Click the image to download a printable PDF to share
Better prepare your facilities
How you physically prepare your property can make a difference to whether rats and mice will come in looking for food. Properly sealing houses and buildings so as to restrict entry is particularly effective, though can be difficult to achieve. Restricting the availability of food is also important, for example using rat and mice-proof compost heaps and using chicken feeders that are designed only to release food in quantities needed to feed your chickens.
And remember that others may not even know their impact; from shopping centres to your neighbours, if you are trying to protect habitat you need to get others on board, so don't forget to ask and look at the alternatives.
Have a look at Nick Mooney's review paper HERE
Reptile Study Impacts HERE
Check out Healthy Wildlife, Healthy Lives for a bit more detail and links to other studies.
What is Landcare Tas Doing?
Since 2018 Landcare Tasmania been attending events and festivals across the state to promote community awareness of these issues.
Donations from Birdlife Tas and Keep Tassie Wild have helped us produce flyers, and funding from the Communities Environment Program in the Clark and Franklin Electorates have boosted our capacity to run information sessions and help our groups with targeted on-ground activities.
Landcare Tasmania has formed a Rodenticides Working Group which include experts in the field along with members and volunteers from our Members Council and Board. In July 2020 the working group made a submission to the regulators on future use of anticoagulant rodenticides.
Read about the first community planting days of our Communities Environment Program funding in Glenlusk (Clark) and Acton Park (Franklin).
Momentum is growing! Read about media coverage on Rodenticides issues, and our community awareness-raising events
Spreading the word at Ag Fest 2022
Our Submission to the APVMA Chemical Review of Anticoagulant Rodenticides
The Australian Pesticides and Veterinary Medicines Authority are reviewing the approvals and registrations of anticoagulant rodenticides (AR) because of concerns on environmental safety, secondary poisonings, human health, and impacts of residues on livestock and wildlife. Landcare Tasmania have made a submission highlighting our concern of the severe impacts of secondary poisoning from anticoagulant rodenticides on our native birds of prey who eat poisoned mice and rats.
Given the substantive evidence of the negative impacts of ARs on wildlife, coupled with the ease at which ARs can be accessed by the general public and the fact that ARs are bioaccumulative ARs pose a serious, immediate and existential risk to birds of prey, other apex predators and scavengers especially those with large foraging ranges including the Eastern and Spotted-tailed quolls and Tasmanian devils and throughout the food web of Tasmania’s fauna.

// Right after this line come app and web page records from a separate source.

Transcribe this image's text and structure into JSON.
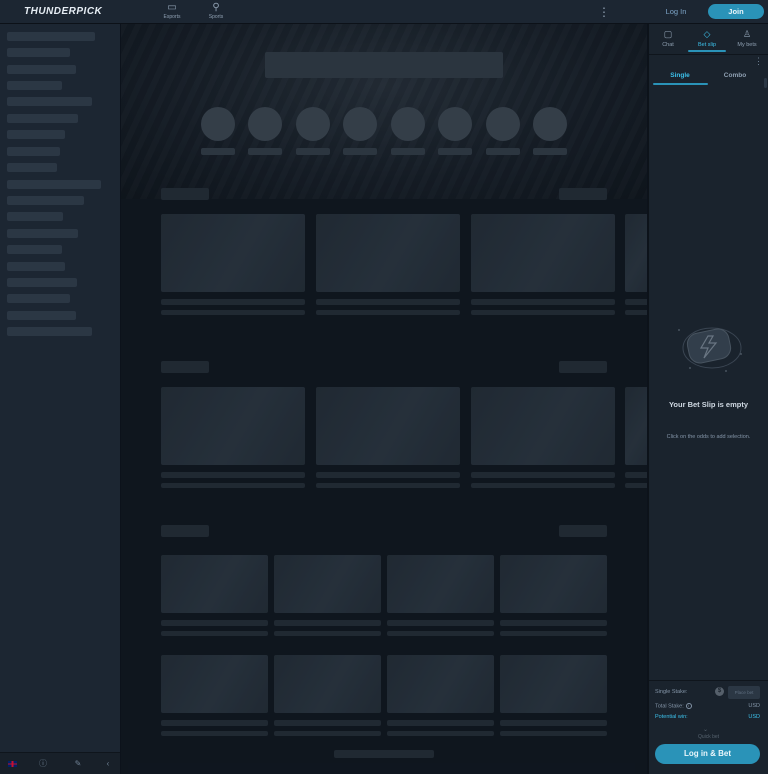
{
  "header": {
    "logo_text": "THUNDERPICK",
    "nav": [
      {
        "label": "Esports",
        "icon": "esports-icon"
      },
      {
        "label": "Sports",
        "icon": "sports-icon"
      }
    ],
    "login_label": "Log In",
    "join_label": "Join"
  },
  "sidebar": {
    "footer_icons": [
      "uk-flag-icon",
      "help-icon",
      "edit-icon",
      "collapse-icon"
    ]
  },
  "betslip": {
    "tabs": [
      {
        "label": "Chat",
        "icon": "chat-icon"
      },
      {
        "label": "Bet slip",
        "icon": "ticket-icon"
      },
      {
        "label": "My bets",
        "icon": "my-bets-icon"
      }
    ],
    "active_tab": "Bet slip",
    "subtabs": [
      "Single",
      "Combo"
    ],
    "active_subtab": "Single",
    "empty_title": "Your Bet Slip is empty",
    "empty_hint": "Click on the odds to add selection.",
    "single_stake_label": "Single Stake:",
    "stake_symbol": "$",
    "stake_placeholder": "Place bet",
    "total_stake_label": "Total Stake:",
    "total_stake_value": "USD",
    "potential_win_label": "Potential win:",
    "potential_win_value": "USD",
    "quick_label": "Quick bet",
    "login_bet_label": "Log in & Bet"
  },
  "colors": {
    "accent": "#2a93b8",
    "accent_text": "#3cc0ea",
    "panel": "#1a232d",
    "background": "#131b25"
  }
}
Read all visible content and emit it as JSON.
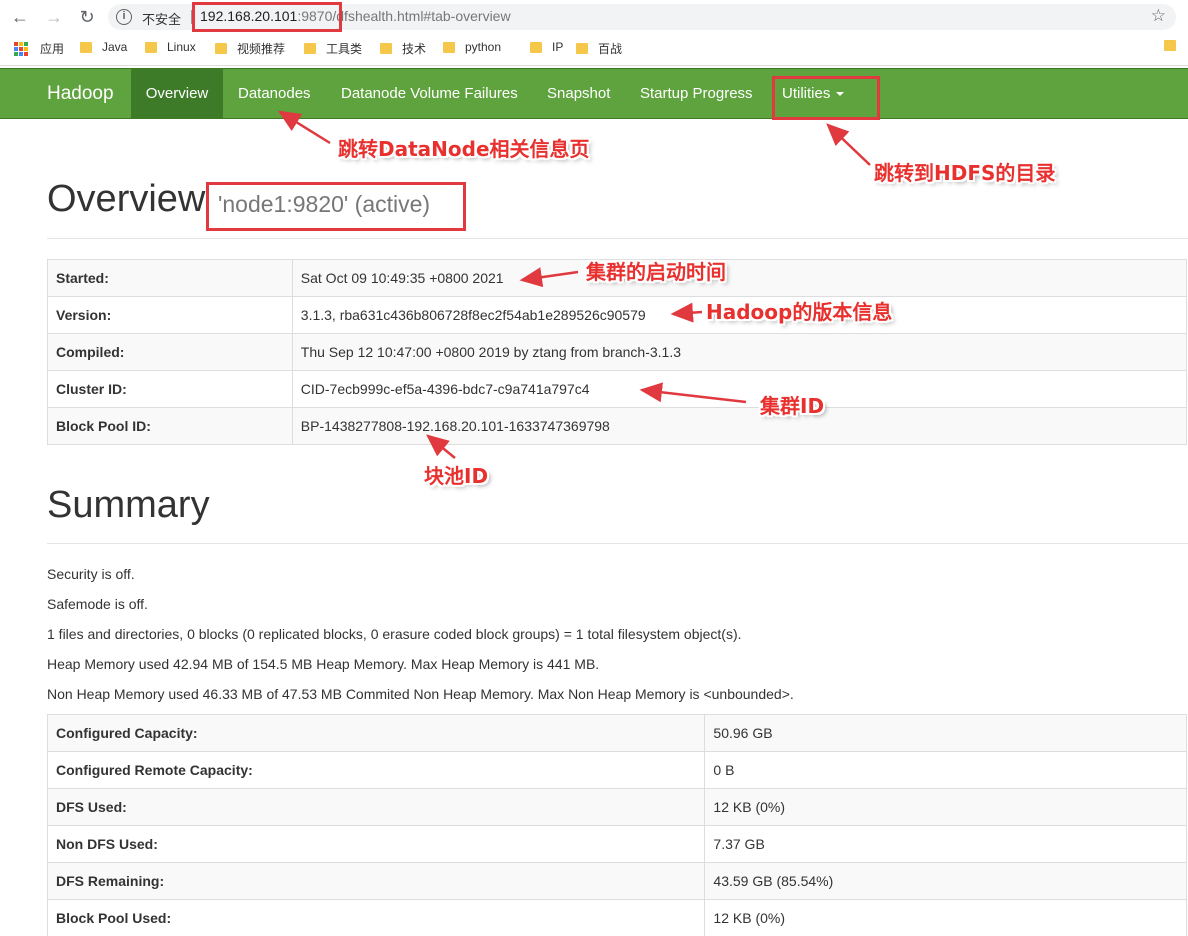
{
  "browser": {
    "insecure_label": "不安全",
    "url_host": "192.168.20.101",
    "url_port": ":9870",
    "url_path": "/dfshealth.html#tab-overview",
    "bookmarks": [
      "应用",
      "Java",
      "Linux",
      "视频推荐",
      "工具类",
      "技术",
      "python",
      "IP",
      "百战"
    ]
  },
  "navbar": {
    "brand": "Hadoop",
    "items": [
      "Overview",
      "Datanodes",
      "Datanode Volume Failures",
      "Snapshot",
      "Startup Progress",
      "Utilities"
    ],
    "active": "Overview"
  },
  "overview": {
    "title": "Overview",
    "subtitle": "'node1:9820' (active)",
    "rows": [
      {
        "key": "Started:",
        "value": "Sat Oct 09 10:49:35 +0800 2021"
      },
      {
        "key": "Version:",
        "value": "3.1.3, rba631c436b806728f8ec2f54ab1e289526c90579"
      },
      {
        "key": "Compiled:",
        "value": "Thu Sep 12 10:47:00 +0800 2019 by ztang from branch-3.1.3"
      },
      {
        "key": "Cluster ID:",
        "value": "CID-7ecb999c-ef5a-4396-bdc7-c9a741a797c4"
      },
      {
        "key": "Block Pool ID:",
        "value": "BP-1438277808-192.168.20.101-1633747369798"
      }
    ]
  },
  "summary": {
    "title": "Summary",
    "lines": [
      "Security is off.",
      "Safemode is off.",
      "1 files and directories, 0 blocks (0 replicated blocks, 0 erasure coded block groups) = 1 total filesystem object(s).",
      "Heap Memory used 42.94 MB of 154.5 MB Heap Memory. Max Heap Memory is 441 MB.",
      "Non Heap Memory used 46.33 MB of 47.53 MB Commited Non Heap Memory. Max Non Heap Memory is <unbounded>."
    ],
    "rows": [
      {
        "key": "Configured Capacity:",
        "value": "50.96 GB"
      },
      {
        "key": "Configured Remote Capacity:",
        "value": "0 B"
      },
      {
        "key": "DFS Used:",
        "value": "12 KB (0%)"
      },
      {
        "key": "Non DFS Used:",
        "value": "7.37 GB"
      },
      {
        "key": "DFS Remaining:",
        "value": "43.59 GB (85.54%)"
      },
      {
        "key": "Block Pool Used:",
        "value": "12 KB (0%)"
      }
    ]
  },
  "annotations": {
    "datanodes": "跳转DataNode相关信息页",
    "utilities": "跳转到HDFS的目录",
    "started": "集群的启动时间",
    "version": "Hadoop的版本信息",
    "cluster_id": "集群ID",
    "block_pool": "块池ID"
  },
  "colors": {
    "navbar": "#5fa33e",
    "navbar_active": "#3d7b29",
    "annotation_red": "#e8312f"
  }
}
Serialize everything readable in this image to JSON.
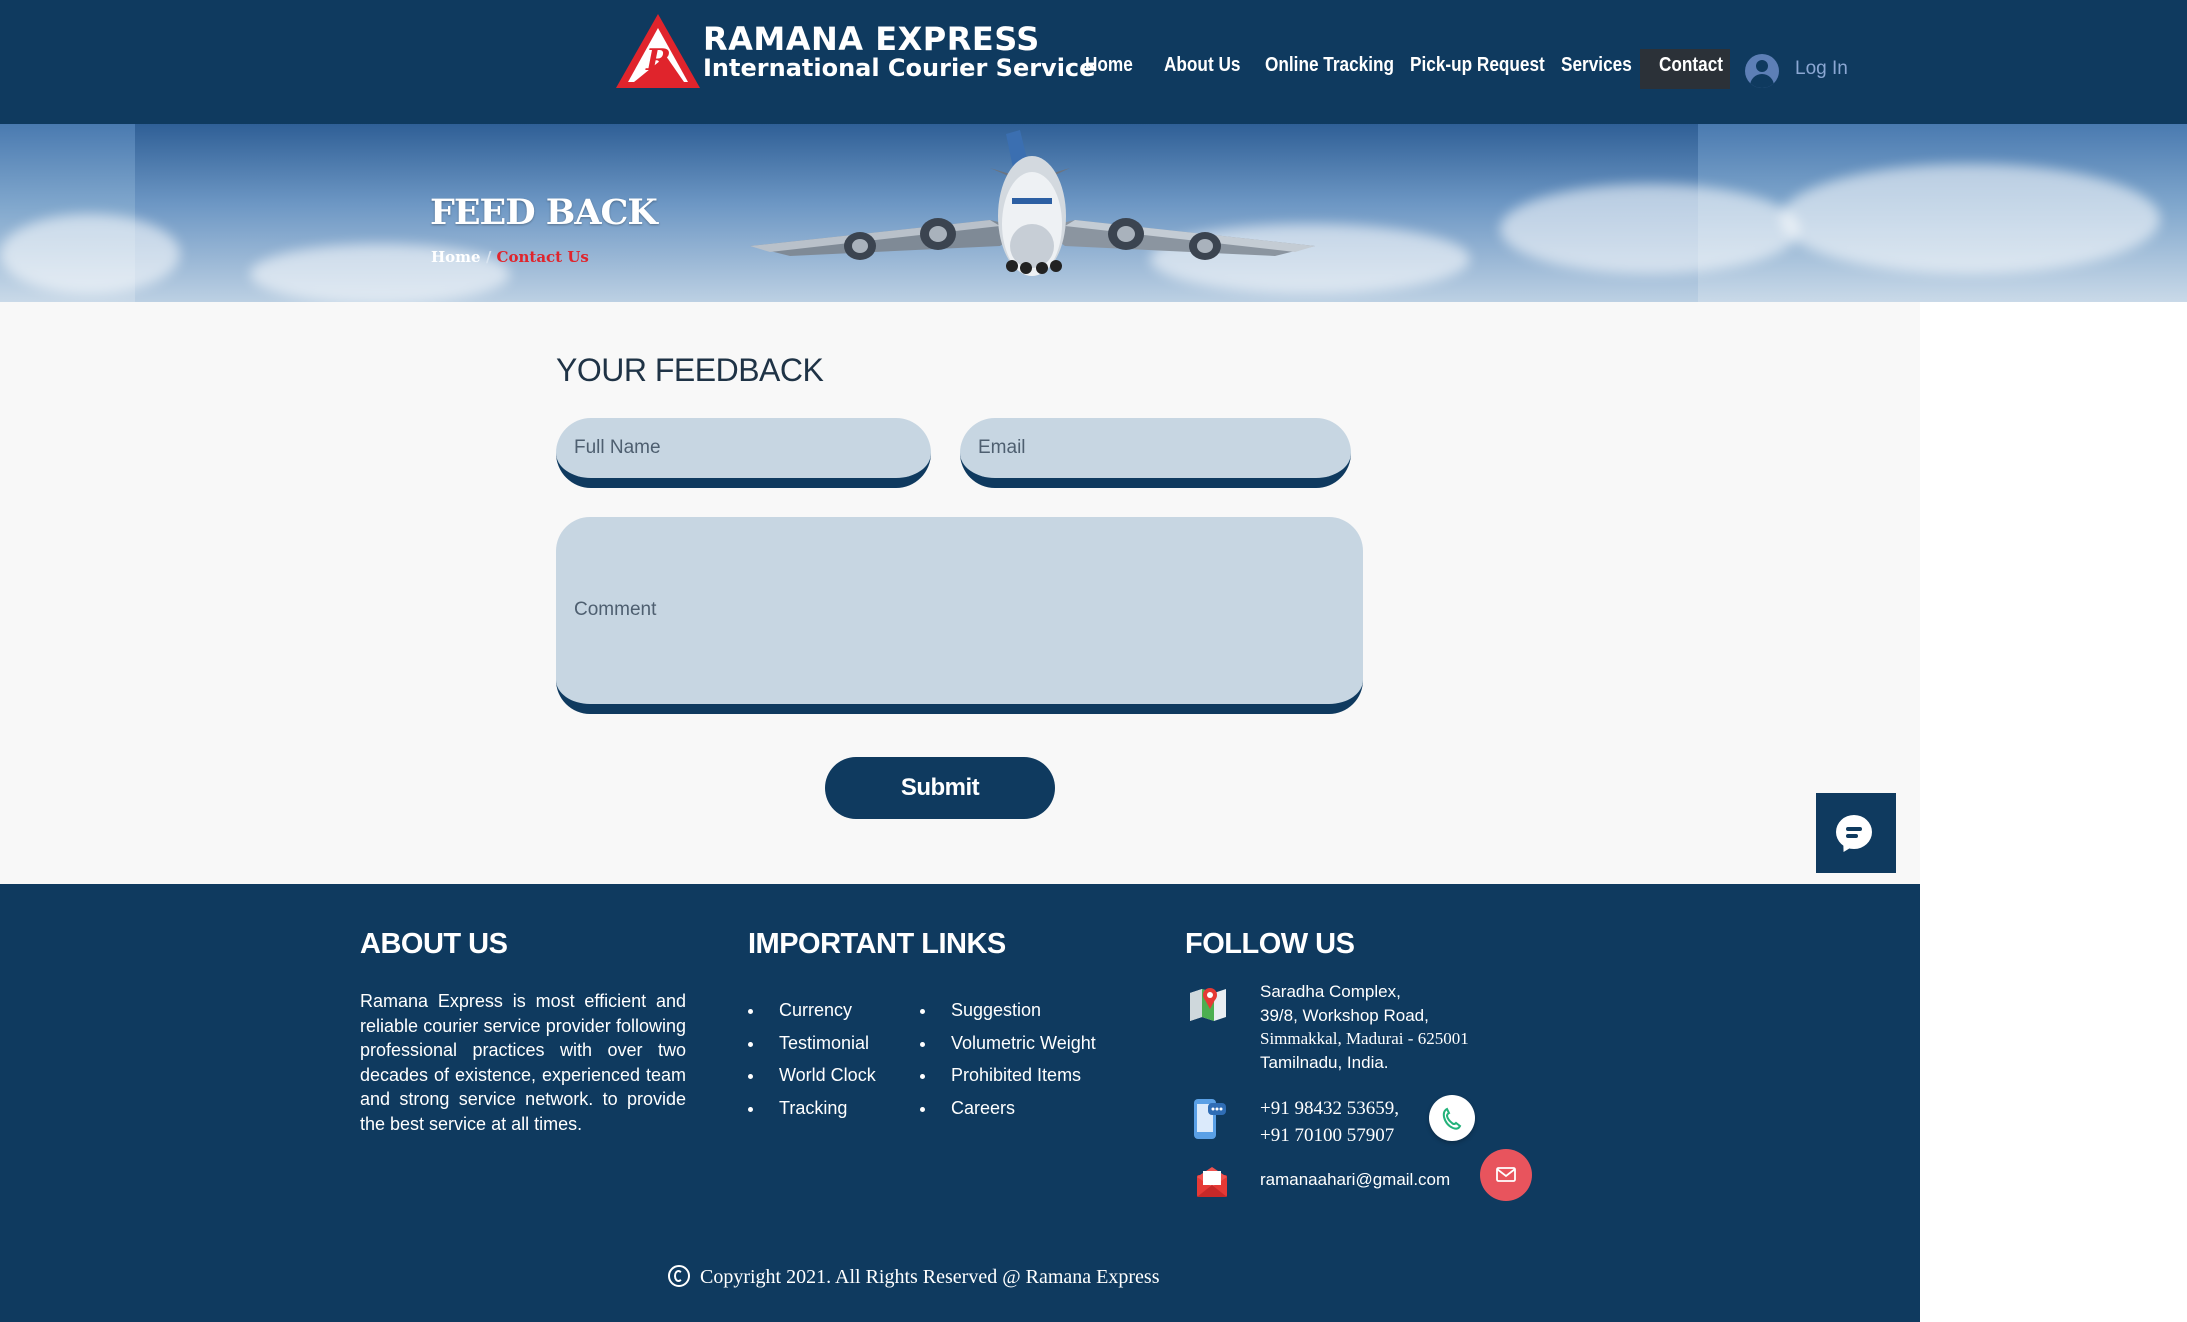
{
  "header": {
    "brand": {
      "title": "RAMANA EXPRESS",
      "subtitle": "International Courier Service"
    },
    "nav": [
      {
        "label": "Home"
      },
      {
        "label": "About Us"
      },
      {
        "label": "Online Tracking"
      },
      {
        "label": "Pick-up Request"
      },
      {
        "label": "Services"
      },
      {
        "label": "Contact",
        "active": true
      }
    ],
    "login_label": "Log In"
  },
  "banner": {
    "title": "FEED BACK",
    "breadcrumb": {
      "home": "Home",
      "separator": "/",
      "current": "Contact Us"
    }
  },
  "form": {
    "title": "YOUR FEEDBACK",
    "name_placeholder": "Full Name",
    "email_placeholder": "Email",
    "comment_placeholder": "Comment",
    "name_value": "",
    "email_value": "",
    "comment_value": "",
    "submit_label": "Submit"
  },
  "footer": {
    "about": {
      "heading": "ABOUT US",
      "text": "Ramana Express is most efficient and reliable courier service provider following professional practices with over two decades of existence, experienced team and strong service network. to provide the best service at all times."
    },
    "links": {
      "heading": "IMPORTANT LINKS",
      "left": [
        "Currency",
        "Testimonial",
        "World Clock",
        "Tracking"
      ],
      "right": [
        "Suggestion",
        "Volumetric Weight",
        "Prohibited Items",
        "Careers"
      ]
    },
    "follow": {
      "heading": "FOLLOW US",
      "address": [
        "Saradha Complex,",
        "39/8, Workshop Road,",
        "Simmakkal, Madurai - 625001",
        "Tamilnadu, India."
      ],
      "phones": [
        "+91 98432  53659,",
        "+91 70100  57907"
      ],
      "email": "ramanaahari@gmail.com"
    },
    "copyright": "Copyright 2021. All Rights Reserved @ Ramana Express"
  },
  "colors": {
    "navy": "#0f3a5f",
    "field_bg": "#c7d6e2",
    "accent_red": "#e0242c",
    "email_button": "#e8545d",
    "contact_nav_bg": "#2b3138"
  },
  "icons": [
    "logo-mark",
    "user-avatar-icon",
    "airplane-image",
    "chat-icon",
    "map-pin-icon",
    "phone-icon",
    "envelope-icon",
    "call-icon",
    "mail-icon",
    "copyright-icon"
  ]
}
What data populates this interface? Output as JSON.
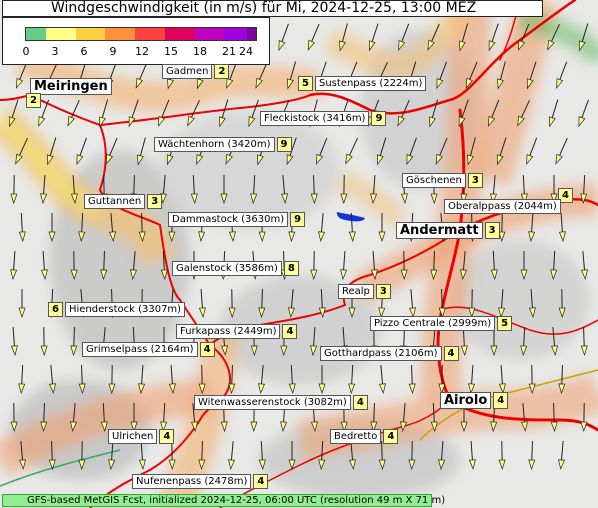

Our submission advises that:
Second Generation Anticoagulant Rodenticides (SGARS)
i. Ban their use by, and the sale to, the general public
ii. Approval for use given only to certified practitioners, who may only use SGARs in
specific circumstances. We recommend following the regulations set down by the
Commonwealth Agricultural and Veterinary Chemicals Code Act 1994 in regards to
iii. Users of SGARs must demonstrate effective disposal of morbid and dead animals,
whose cause of malady is SGARs
iv. Only permit application of SGARs in solid, non-pellet form in tamper resistant bait
stations, targeted to rodents only